2 Timothy 3:5 ESV having the appearance of godliness, but denying its power. Avoid such people.
In these now 38 years of pastoral ministry I have met a long list of the kind of people the Apostle Paul is warning Timothy about here. Identify them. Avoid them. Go no contact with them. And who are they? They are people who claim to be Christians. People who have an appearance of godliness. But who, by the rotten evil fruit they demonstrate, are not born again by the power of Christ.
In fact, I can confidently say that in these nearly four decades of ministry, the large majority of people who were members of the congregations I pastored, fit this very description. And I do not believe that this is at all atypical in the local churches today. You must be born again, and they were not.
In this chapter, I want to talk to you about Mary. Mary, like so many on my long list of these kind, was not just a church member. She came from a family of church leaders. The large part of her time was spent doing “church.” She and her husband established numbers of church outreach ministries. They were present at every single church event. They religiously maintained daily Bible study and devotions. But there is more.
Mary was regarded in the community as a model of Christianity. She was very popular in the community. Young people referred to her with terms of endearment. Mary’s face “shone” when she was in front of a crowd in some ministry role. And so, when Mary first came to our little church, we counted ourselves fortunate and blessed. Mary was full of praise for me, for my sermons, for…well for just about anything I did.
But Mary’s was only an appearance of godliness. Mary did not know the Lord. Mary was not born again. How do I know?
Mary was in fact a very mean person. The people I have described here so far who regarded her as an eminent saint, really did not know Mary. They thought that they did, but they only saw her facade. People who worked more closely with Mary, including some of her family members, really did not like her. They had been the targets of her true evil nature far too often. But, of course, Mary’s disguise was so effective that most people would never listen to the truth about her.
Mary was a person who craved revenge. Not justice, but revenge. If Mary thought that someone had wronged her, you could be that she was going to do something to punish them. One time, for instance, when a very kind Christian lady inadvertently forgot to come to a meeting at the church where Mary was leading, Mary was incensed. Afterward she went on and on to me about how this lady’s oversight had devastated Mary’s work that evening. Revenge was on the horizon.
A couple of weeks later, Mary set this lady up. (Let’s call this other lady Jill). Mary asked Jill to come and help with a choir practice, which Jill did. And then, right at the start of the session, Mary turned to the choir with the target of her malice right beside her, and said, “Jill is going to lead you in this practice this evening.” And with that, Mary dropped her choir leader book on the lectern in front of Jill, turned, and walked out. Jill of course was unprepared and looked the fool.

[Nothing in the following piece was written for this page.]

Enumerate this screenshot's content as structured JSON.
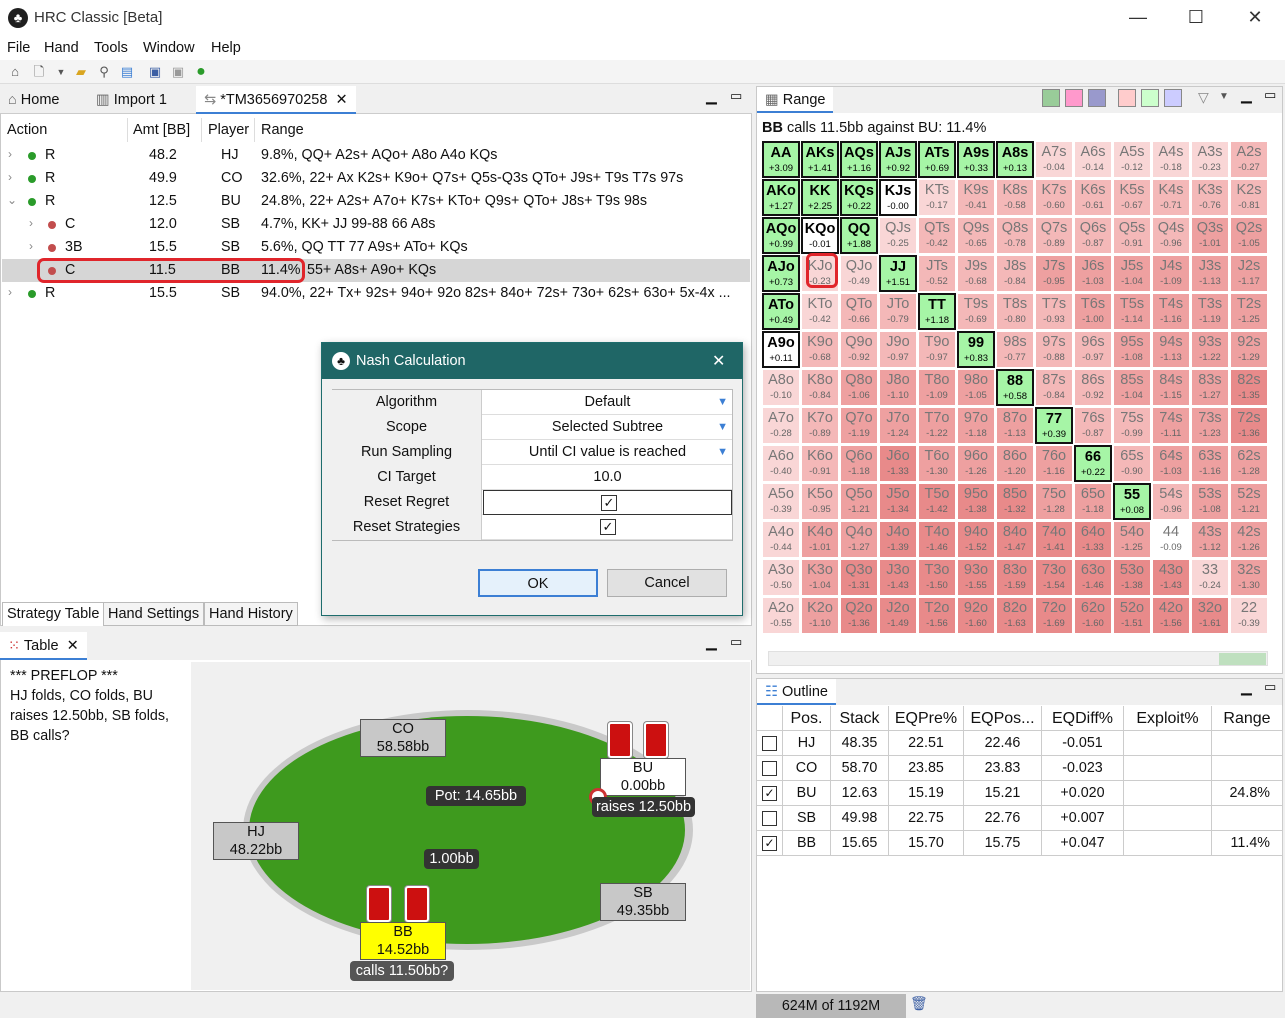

This was only one of Mary’s cutthroat episodes. After Mary and her husband had been in our church for 3 or 4 years, Mary’s tactics had become clear to me and I sat them both down to confront Mary in particular. For at least 3 hours this fruitless session went on and every single point that I described to them was met with some of the strongest denial I have ever been witness to. NOTHING they had done was wrong. ALL fault rested with me.
Mary had to win, you see. Her reputation of holy saint had to be maintained. So even then they did not leave the church. And Mary continued to be Mary. Some months later, Mary was scheduled to sing a solo at a community event. My wife and I were present and just before the proceedings began, Mary backed up against a wall near us, looked at us and with an anxious look on her face said, “I feel judged by all these people. I don’t want to do this.” The fact was of course, Mary did want to do it, but she also wanted to make us feel sorry for her and angry at those “judgmental” nameless someones out there. When I started to put my hand on her shoulder to offer her some consolement, her reaction was one that would be remarkable to a psychologist. She quickly backed away and communicated clearly “don’t touch me.” I don’t pretend to know what was in her head at that moment, but I can confidently say it was something that was all about her.
I could go on for a long time telling you about the countless other times Mary put on her deceiving disguise and worked her wickedness behind the scenes. The times she would use flattery to turn us against one another are without number. How she would drop “reminders” in her speech about “that time you wronged me.” But I suppose her ‘coup d’tat’ was seen at her funeral. Hundreds of people came to give their praises to the memory of Mary. The finest Christian they had ever known.
But it was all just an appearance of godliness. Mary was not born again. Mary did not belong to Christ. Mary’s “christian” life and zeal was a denial of the power of Christ’s real work in the heart of His genuine people. Mary was a person, I now realize, who the Lord tells us to avoid, no matter the cost. And you can be sure that Mary would do all she could to make anyone who did reject her claim of saintliness pay a price. No matter. Avoid such people.